Getting To The Next War is Going to be Tough: Why Military Transportation is so Important
Of all the challenges America's military faces, the one least susceptible to a fiscal or technological fix is geography. The vast oceans that protected the United States from attack for much of its history are a major logistical problem when the military needs to get to a foreign conflict fast. That's one reason why so much of the joint force was forward deployed in Eurasia during the Cold War -- military planners knew they couldn't react quickly to communist aggression if warfighters needed to be transported all the way from the Western Hemisphere.
Today, though, the network of bases and troop deployments that once ringed the Sino-Soviet periphery has largely been dismantled, and the recent actions of countries like Turkey and the Philippines suggest wartime access to other countries' facilities can't be assumed. Thus military transportation will play a central role in determining whether the United States wins future wars in Eastern Europe, the Middle East or the Western Pacific.
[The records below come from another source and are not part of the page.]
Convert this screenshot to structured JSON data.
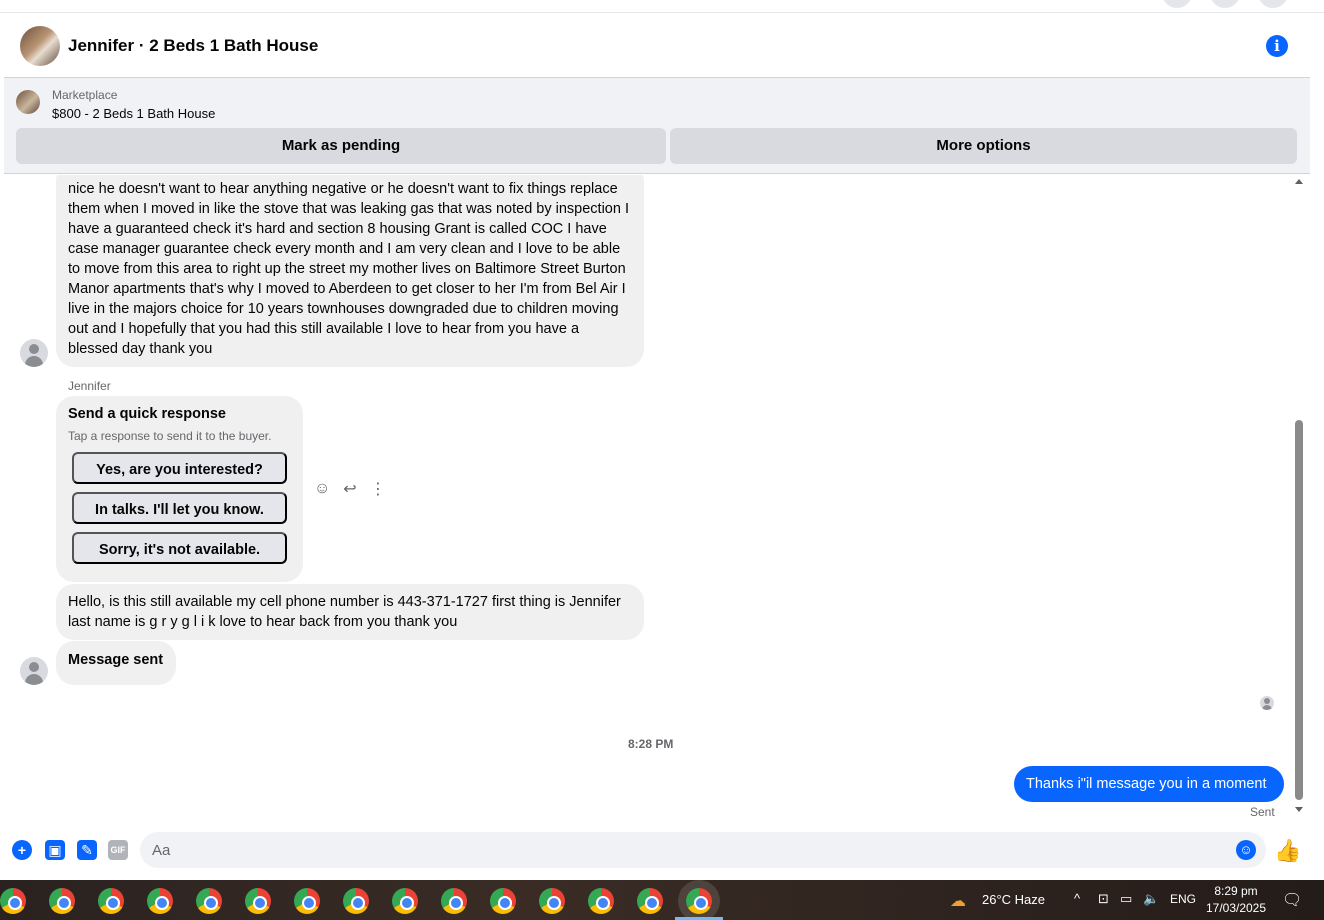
{
  "header": {
    "title": "Jennifer · 2 Beds 1 Bath House",
    "info_icon": "i"
  },
  "marketplace": {
    "label": "Marketplace",
    "listing": "$800 - 2 Beds 1 Bath House",
    "mark_pending_label": "Mark as pending",
    "more_options_label": "More options"
  },
  "messages": {
    "long_message": "nice he doesn't want to hear anything negative or he doesn't want to fix things replace them when I moved in like the stove that was leaking gas that was noted by inspection I have a guaranteed check it's hard and section 8 housing Grant is called COC I have case manager guarantee check every month and I am very clean and I love to be able to move from this area to right up the street my mother lives on Baltimore Street Burton Manor apartments that's why I moved to Aberdeen to get closer to her I'm from Bel Air I live in the majors choice for 10 years townhouses downgraded due to children moving out and I hopefully that you had this still available I love to hear from you have a blessed day thank you",
    "sender_name": "Jennifer",
    "quick_response": {
      "title": "Send a quick response",
      "subtitle": "Tap a response to send it to the buyer.",
      "options": [
        "Yes, are you interested?",
        "In talks. I'll let you know.",
        "Sorry, it's not available."
      ]
    },
    "first_message": "Hello, is this still available my cell phone number is 443-371-1727 first thing is Jennifer last name is g r y g l i k love to hear back from you thank you",
    "system_message": "Message sent",
    "timestamp": "8:28 PM",
    "sent_message": "Thanks i\"il message you in a moment",
    "sent_status": "Sent"
  },
  "composer": {
    "placeholder": "Aa",
    "gif_label": "GIF"
  },
  "taskbar": {
    "weather": "26°C  Haze",
    "language": "ENG",
    "time": "8:29 pm",
    "date": "17/03/2025"
  },
  "colors": {
    "accent": "#0866ff",
    "bubble_gray": "#f0f0f0",
    "button_gray": "#d8dadf"
  }
}
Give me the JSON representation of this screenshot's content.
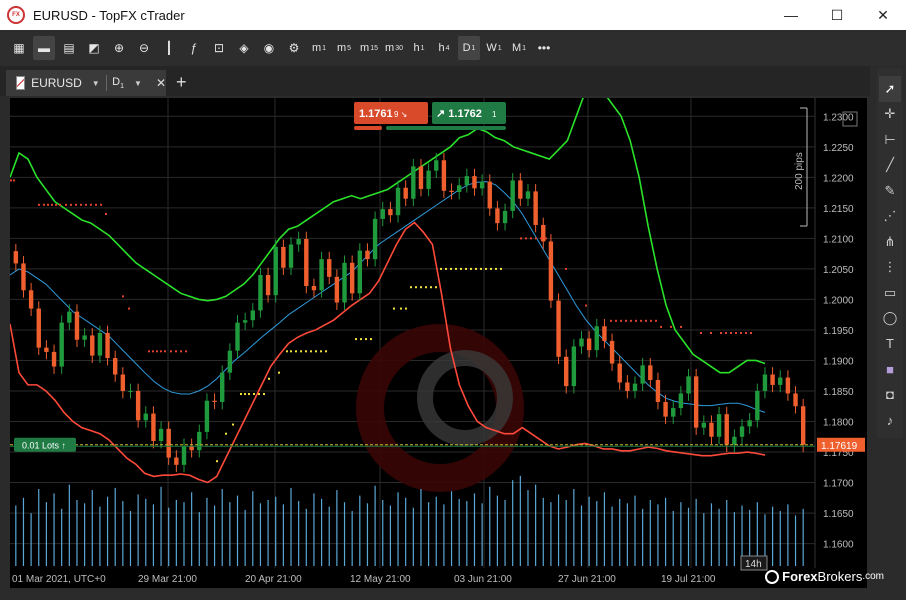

The National Defense Transportation Association spent several days this week discussing the challenges that presents at its annual meeting in Saint Louis. The reason it chose Saint Louis for the conclave is that the U.S. Transportation Command is headquartered nearby at Scott Air Force Base in Illinois, and Transcom (as it called) is the nerve center for all military movements worldwide. Transcom commander General Darren W. McDew didn't try to sugar-coat the challenges that his command faces in the current environment.
General McDew thinks that strategic lines of communication into future war zones will be subject to interdiction by adversaries, and that logisticians need to start thinking more seriously about the possibility of wartime attrition. He also thinks that future enemies aren't going to conveniently arrange their operations to conform with the jurisdictional boundaries of U.S. regional commands around the world. Fighting will spill across regions in a fashion that requires hard choices about which commands get what resources when.
And McDew is worried about cybersecurity. Unlike the Pentagon's other eight unified commands, McDew has to rely heavily on commercial companies to accomplish his missions, and cyber protections are uneven from company to company in the sector. When the U.S. was directing most of its military efforts toward the defeat of rag-tag insurgents in the Middle East, cybersecurity wasn't all that big a concern. But if the enemy is Russia or China, network security could determine whether the war effort succeeds or fails.
McDew has a lot of experience at dealing with such challenges. He previously led the Air Force's Mobility Command co-located with Transcom at Scott AFB, and he has experience flying most of that command's planes-- both airlifters and aerial-refueling tankers. But as the four-star head of the military's single manager for all global transportation, he has to integrate planning and execution for all air, sea and ground movements.
That includes a lot of players, from the Air Force's mobility community to the diverse participants in the Navy's Military Sealift Command to the Army's Surface Deployment and Distribution Command. Because it isn't feasible to organically sustain all the assets needed to project the joint force overseas in wartime, each of these commands must deal with a host of private-sector participants in accomplishing its missions. For instance, the Navy has agreements with U.S.-flag ocean cargo companies, and the Air Force relies on a "civil reserve air fleet" of jetliners operated by commercial carriers.
Even in peacetime, it wouldn't make much sense for the defense department to carry out most of its cargo movements using high-priced military personnel and dedicated distribution channels, so it's a rare day that there aren't hundreds of commercial truckers and rail cars moving materiel around the country. General McDew's job is to make sure all these moving pieces mesh seamlessly, and to be ready if the joint force has to surge overseas to remote war zones on short notice.
However, cyber threats are not the only challenge making his job more difficult. One problem is that modern war doesn't unfold as a series of sequential steps, the way traditional conflicts did. All of the phases in a conflict today may unfold simultaneously, forcing logisticians to respond in an ad hoc fashion that bears little resemblance to war plans of the past. When you don't know what the enemy is going to throw at you next, it is difficult to allocate scarce transportation assets efficiently.